RECORDS Block Start

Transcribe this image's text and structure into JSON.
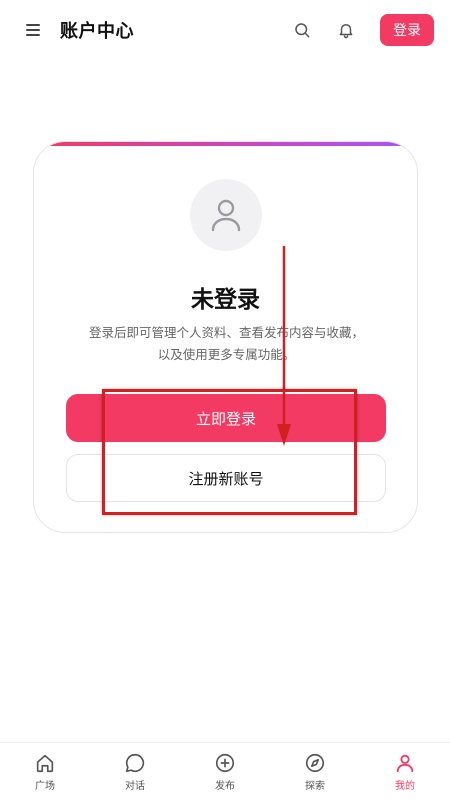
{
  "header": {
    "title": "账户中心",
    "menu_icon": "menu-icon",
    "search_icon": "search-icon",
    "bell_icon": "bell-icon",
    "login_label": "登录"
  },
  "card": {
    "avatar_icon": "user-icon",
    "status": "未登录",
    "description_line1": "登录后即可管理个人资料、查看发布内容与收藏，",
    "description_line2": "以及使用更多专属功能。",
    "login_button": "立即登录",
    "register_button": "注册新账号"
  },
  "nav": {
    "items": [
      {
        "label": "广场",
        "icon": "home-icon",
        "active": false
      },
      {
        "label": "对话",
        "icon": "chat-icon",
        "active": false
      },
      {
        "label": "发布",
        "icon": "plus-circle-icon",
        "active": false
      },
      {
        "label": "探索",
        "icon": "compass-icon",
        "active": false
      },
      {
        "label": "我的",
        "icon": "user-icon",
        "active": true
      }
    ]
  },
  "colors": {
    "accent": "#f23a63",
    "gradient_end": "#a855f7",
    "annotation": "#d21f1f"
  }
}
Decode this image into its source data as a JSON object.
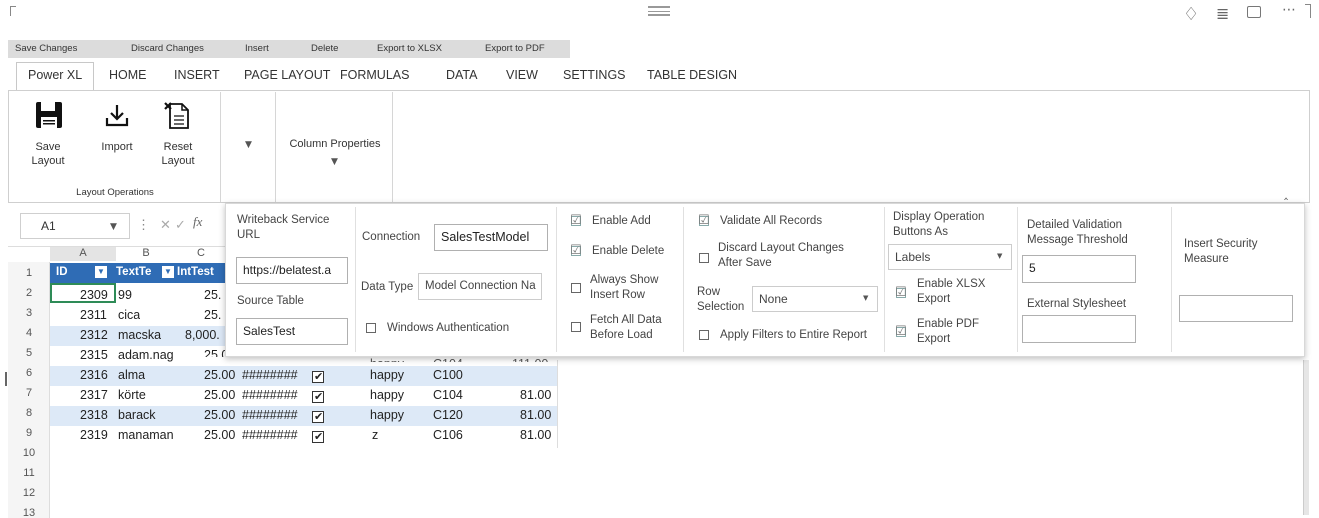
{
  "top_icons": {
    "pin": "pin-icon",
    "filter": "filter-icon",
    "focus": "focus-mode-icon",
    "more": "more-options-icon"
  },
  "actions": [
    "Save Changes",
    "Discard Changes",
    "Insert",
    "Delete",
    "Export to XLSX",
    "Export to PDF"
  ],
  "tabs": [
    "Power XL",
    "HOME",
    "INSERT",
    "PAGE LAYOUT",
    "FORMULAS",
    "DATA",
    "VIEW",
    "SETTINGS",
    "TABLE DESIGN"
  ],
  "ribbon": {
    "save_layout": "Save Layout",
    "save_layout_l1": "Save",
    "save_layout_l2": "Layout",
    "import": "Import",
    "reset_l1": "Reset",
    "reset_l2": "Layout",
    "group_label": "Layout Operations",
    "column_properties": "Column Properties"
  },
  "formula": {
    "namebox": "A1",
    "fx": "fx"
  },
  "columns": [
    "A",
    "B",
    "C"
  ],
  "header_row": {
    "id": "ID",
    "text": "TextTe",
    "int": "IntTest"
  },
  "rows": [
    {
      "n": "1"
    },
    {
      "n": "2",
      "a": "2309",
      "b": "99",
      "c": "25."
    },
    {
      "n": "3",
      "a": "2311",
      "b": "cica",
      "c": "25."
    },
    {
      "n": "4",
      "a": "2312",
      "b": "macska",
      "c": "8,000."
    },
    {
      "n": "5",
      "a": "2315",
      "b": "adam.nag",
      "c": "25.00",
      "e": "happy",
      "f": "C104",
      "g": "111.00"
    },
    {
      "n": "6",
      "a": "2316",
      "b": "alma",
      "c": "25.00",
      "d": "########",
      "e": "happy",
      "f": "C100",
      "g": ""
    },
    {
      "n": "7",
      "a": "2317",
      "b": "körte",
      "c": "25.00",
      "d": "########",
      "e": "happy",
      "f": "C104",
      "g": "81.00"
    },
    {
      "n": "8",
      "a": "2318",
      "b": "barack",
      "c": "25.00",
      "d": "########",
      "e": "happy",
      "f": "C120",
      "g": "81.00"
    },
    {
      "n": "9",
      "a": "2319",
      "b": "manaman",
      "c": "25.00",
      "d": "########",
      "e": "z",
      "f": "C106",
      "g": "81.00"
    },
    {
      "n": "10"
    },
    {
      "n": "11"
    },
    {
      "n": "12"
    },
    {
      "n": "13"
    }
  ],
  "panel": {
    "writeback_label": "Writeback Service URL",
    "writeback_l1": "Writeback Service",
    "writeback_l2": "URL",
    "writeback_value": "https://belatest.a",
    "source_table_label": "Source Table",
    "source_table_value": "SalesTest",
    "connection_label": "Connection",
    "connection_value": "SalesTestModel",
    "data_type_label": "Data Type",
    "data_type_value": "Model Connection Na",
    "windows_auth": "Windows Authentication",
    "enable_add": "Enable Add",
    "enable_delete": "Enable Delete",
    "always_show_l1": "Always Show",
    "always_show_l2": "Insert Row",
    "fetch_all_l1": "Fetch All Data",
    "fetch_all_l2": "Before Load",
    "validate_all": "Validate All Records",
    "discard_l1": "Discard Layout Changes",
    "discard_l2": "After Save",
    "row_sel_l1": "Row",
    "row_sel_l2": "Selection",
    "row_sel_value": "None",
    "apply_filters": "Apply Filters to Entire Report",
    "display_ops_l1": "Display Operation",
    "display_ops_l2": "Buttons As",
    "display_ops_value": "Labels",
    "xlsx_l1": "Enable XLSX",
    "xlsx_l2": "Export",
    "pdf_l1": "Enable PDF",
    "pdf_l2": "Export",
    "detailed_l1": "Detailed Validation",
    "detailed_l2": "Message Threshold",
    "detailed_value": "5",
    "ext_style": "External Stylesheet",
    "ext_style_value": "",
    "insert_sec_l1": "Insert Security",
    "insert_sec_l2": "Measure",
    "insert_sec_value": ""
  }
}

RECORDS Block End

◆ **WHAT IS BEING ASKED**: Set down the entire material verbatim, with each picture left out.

◆ **TASK ANSWER**:
Transcribe this image's text and structure into JSON.
{
  "header": {
    "title": "账户中心",
    "menu_icon": "menu-icon",
    "search_icon": "search-icon",
    "bell_icon": "bell-icon",
    "login_label": "登录"
  },
  "card": {
    "avatar_icon": "user-icon",
    "status": "未登录",
    "description_line1": "登录后即可管理个人资料、查看发布内容与收藏，",
    "description_line2": "以及使用更多专属功能。",
    "login_button": "立即登录",
    "register_button": "注册新账号"
  },
  "nav": {
    "items": [
      {
        "label": "广场",
        "icon": "home-icon",
        "active": false
      },
      {
        "label": "对话",
        "icon": "chat-icon",
        "active": false
      },
      {
        "label": "发布",
        "icon": "plus-circle-icon",
        "active": false
      },
      {
        "label": "探索",
        "icon": "compass-icon",
        "active": false
      },
      {
        "label": "我的",
        "icon": "user-icon",
        "active": true
      }
    ]
  },
  "colors": {
    "accent": "#f23a63",
    "gradient_end": "#a855f7",
    "annotation": "#d21f1f"
  }
}
Decode this image into its source data as a JSON object.
{
  "top_icons": {
    "pin": "pin-icon",
    "filter": "filter-icon",
    "focus": "focus-mode-icon",
    "more": "more-options-icon"
  },
  "actions": [
    "Save Changes",
    "Discard Changes",
    "Insert",
    "Delete",
    "Export to XLSX",
    "Export to PDF"
  ],
  "tabs": [
    "Power XL",
    "HOME",
    "INSERT",
    "PAGE LAYOUT",
    "FORMULAS",
    "DATA",
    "VIEW",
    "SETTINGS",
    "TABLE DESIGN"
  ],
  "ribbon": {
    "save_layout": "Save Layout",
    "save_layout_l1": "Save",
    "save_layout_l2": "Layout",
    "import": "Import",
    "reset_l1": "Reset",
    "reset_l2": "Layout",
    "group_label": "Layout Operations",
    "column_properties": "Column Properties"
  },
  "formula": {
    "namebox": "A1",
    "fx": "fx"
  },
  "columns": [
    "A",
    "B",
    "C"
  ],
  "header_row": {
    "id": "ID",
    "text": "TextTe",
    "int": "IntTest"
  },
  "rows": [
    {
      "n": "1"
    },
    {
      "n": "2",
      "a": "2309",
      "b": "99",
      "c": "25."
    },
    {
      "n": "3",
      "a": "2311",
      "b": "cica",
      "c": "25."
    },
    {
      "n": "4",
      "a": "2312",
      "b": "macska",
      "c": "8,000."
    },
    {
      "n": "5",
      "a": "2315",
      "b": "adam.nag",
      "c": "25.00",
      "e": "happy",
      "f": "C104",
      "g": "111.00"
    },
    {
      "n": "6",
      "a": "2316",
      "b": "alma",
      "c": "25.00",
      "d": "########",
      "e": "happy",
      "f": "C100",
      "g": ""
    },
    {
      "n": "7",
      "a": "2317",
      "b": "körte",
      "c": "25.00",
      "d": "########",
      "e": "happy",
      "f": "C104",
      "g": "81.00"
    },
    {
      "n": "8",
      "a": "2318",
      "b": "barack",
      "c": "25.00",
      "d": "########",
      "e": "happy",
      "f": "C120",
      "g": "81.00"
    },
    {
      "n": "9",
      "a": "2319",
      "b": "manaman",
      "c": "25.00",
      "d": "########",
      "e": "z",
      "f": "C106",
      "g": "81.00"
    },
    {
      "n": "10"
    },
    {
      "n": "11"
    },
    {
      "n": "12"
    },
    {
      "n": "13"
    }
  ],
  "panel": {
    "writeback_label": "Writeback Service URL",
    "writeback_l1": "Writeback Service",
    "writeback_l2": "URL",
    "writeback_value": "https://belatest.a",
    "source_table_label": "Source Table",
    "source_table_value": "SalesTest",
    "connection_label": "Connection",
    "connection_value": "SalesTestModel",
    "data_type_label": "Data Type",
    "data_type_value": "Model Connection Na",
    "windows_auth": "Windows Authentication",
    "enable_add": "Enable Add",
    "enable_delete": "Enable Delete",
    "always_show_l1": "Always Show",
    "always_show_l2": "Insert Row",
    "fetch_all_l1": "Fetch All Data",
    "fetch_all_l2": "Before Load",
    "validate_all": "Validate All Records",
    "discard_l1": "Discard Layout Changes",
    "discard_l2": "After Save",
    "row_sel_l1": "Row",
    "row_sel_l2": "Selection",
    "row_sel_value": "None",
    "apply_filters": "Apply Filters to Entire Report",
    "display_ops_l1": "Display Operation",
    "display_ops_l2": "Buttons As",
    "display_ops_value": "Labels",
    "xlsx_l1": "Enable XLSX",
    "xlsx_l2": "Export",
    "pdf_l1": "Enable PDF",
    "pdf_l2": "Export",
    "detailed_l1": "Detailed Validation",
    "detailed_l2": "Message Threshold",
    "detailed_value": "5",
    "ext_style": "External Stylesheet",
    "ext_style_value": "",
    "insert_sec_l1": "Insert Security",
    "insert_sec_l2": "Measure",
    "insert_sec_value": ""
  }
}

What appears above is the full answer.